Given records
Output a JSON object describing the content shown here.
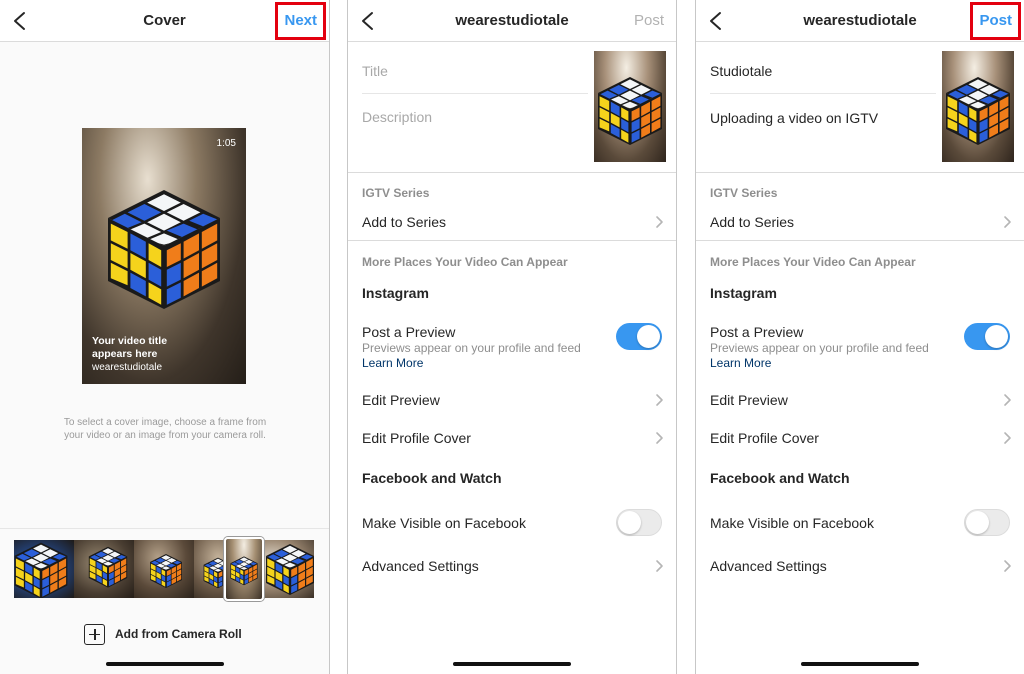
{
  "cover_screen": {
    "title": "Cover",
    "next_label": "Next",
    "preview": {
      "duration": "1:05",
      "caption_title_line1": "Your video title",
      "caption_title_line2": "appears here",
      "caption_user": "wearestudiotale"
    },
    "hint_line1": "To select a cover image, choose a frame from",
    "hint_line2": "your video or an image from your camera roll.",
    "add_camera_roll_label": "Add from Camera Roll"
  },
  "details_empty": {
    "title": "wearestudiotale",
    "post_label": "Post",
    "title_placeholder": "Title",
    "description_placeholder": "Description",
    "igtv_series_label": "IGTV Series",
    "add_to_series": "Add to Series",
    "more_places_label": "More Places Your Video Can Appear",
    "instagram_title": "Instagram",
    "post_preview": "Post a Preview",
    "post_preview_sub": "Previews appear on your profile and feed",
    "learn_more": "Learn More",
    "post_preview_on": true,
    "edit_preview": "Edit Preview",
    "edit_profile_cover": "Edit Profile Cover",
    "facebook_title": "Facebook and Watch",
    "make_visible": "Make Visible on Facebook",
    "make_visible_on": false,
    "advanced_settings": "Advanced Settings"
  },
  "details_filled": {
    "title": "wearestudiotale",
    "post_label": "Post",
    "title_value": "Studiotale",
    "description_value": "Uploading a video on IGTV",
    "igtv_series_label": "IGTV Series",
    "add_to_series": "Add to Series",
    "more_places_label": "More Places Your Video Can Appear",
    "instagram_title": "Instagram",
    "post_preview": "Post a Preview",
    "post_preview_sub": "Previews appear on your profile and feed",
    "learn_more": "Learn More",
    "post_preview_on": true,
    "edit_preview": "Edit Preview",
    "edit_profile_cover": "Edit Profile Cover",
    "facebook_title": "Facebook and Watch",
    "make_visible": "Make Visible on Facebook",
    "make_visible_on": false,
    "advanced_settings": "Advanced Settings"
  },
  "colors": {
    "accent_blue": "#3897f0",
    "highlight_red": "#e3000f",
    "link_blue": "#003569"
  },
  "icons": [
    "back-chevron-icon",
    "chevron-right-icon",
    "plus-square-icon",
    "rubiks-cube-image"
  ]
}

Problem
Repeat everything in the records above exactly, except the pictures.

Response
Output a JSON object describing the content shown here.
{
  "cover_screen": {
    "title": "Cover",
    "next_label": "Next",
    "preview": {
      "duration": "1:05",
      "caption_title_line1": "Your video title",
      "caption_title_line2": "appears here",
      "caption_user": "wearestudiotale"
    },
    "hint_line1": "To select a cover image, choose a frame from",
    "hint_line2": "your video or an image from your camera roll.",
    "add_camera_roll_label": "Add from Camera Roll"
  },
  "details_empty": {
    "title": "wearestudiotale",
    "post_label": "Post",
    "title_placeholder": "Title",
    "description_placeholder": "Description",
    "igtv_series_label": "IGTV Series",
    "add_to_series": "Add to Series",
    "more_places_label": "More Places Your Video Can Appear",
    "instagram_title": "Instagram",
    "post_preview": "Post a Preview",
    "post_preview_sub": "Previews appear on your profile and feed",
    "learn_more": "Learn More",
    "post_preview_on": true,
    "edit_preview": "Edit Preview",
    "edit_profile_cover": "Edit Profile Cover",
    "facebook_title": "Facebook and Watch",
    "make_visible": "Make Visible on Facebook",
    "make_visible_on": false,
    "advanced_settings": "Advanced Settings"
  },
  "details_filled": {
    "title": "wearestudiotale",
    "post_label": "Post",
    "title_value": "Studiotale",
    "description_value": "Uploading a video on IGTV",
    "igtv_series_label": "IGTV Series",
    "add_to_series": "Add to Series",
    "more_places_label": "More Places Your Video Can Appear",
    "instagram_title": "Instagram",
    "post_preview": "Post a Preview",
    "post_preview_sub": "Previews appear on your profile and feed",
    "learn_more": "Learn More",
    "post_preview_on": true,
    "edit_preview": "Edit Preview",
    "edit_profile_cover": "Edit Profile Cover",
    "facebook_title": "Facebook and Watch",
    "make_visible": "Make Visible on Facebook",
    "make_visible_on": false,
    "advanced_settings": "Advanced Settings"
  },
  "colors": {
    "accent_blue": "#3897f0",
    "highlight_red": "#e3000f",
    "link_blue": "#003569"
  },
  "icons": [
    "back-chevron-icon",
    "chevron-right-icon",
    "plus-square-icon",
    "rubiks-cube-image"
  ]
}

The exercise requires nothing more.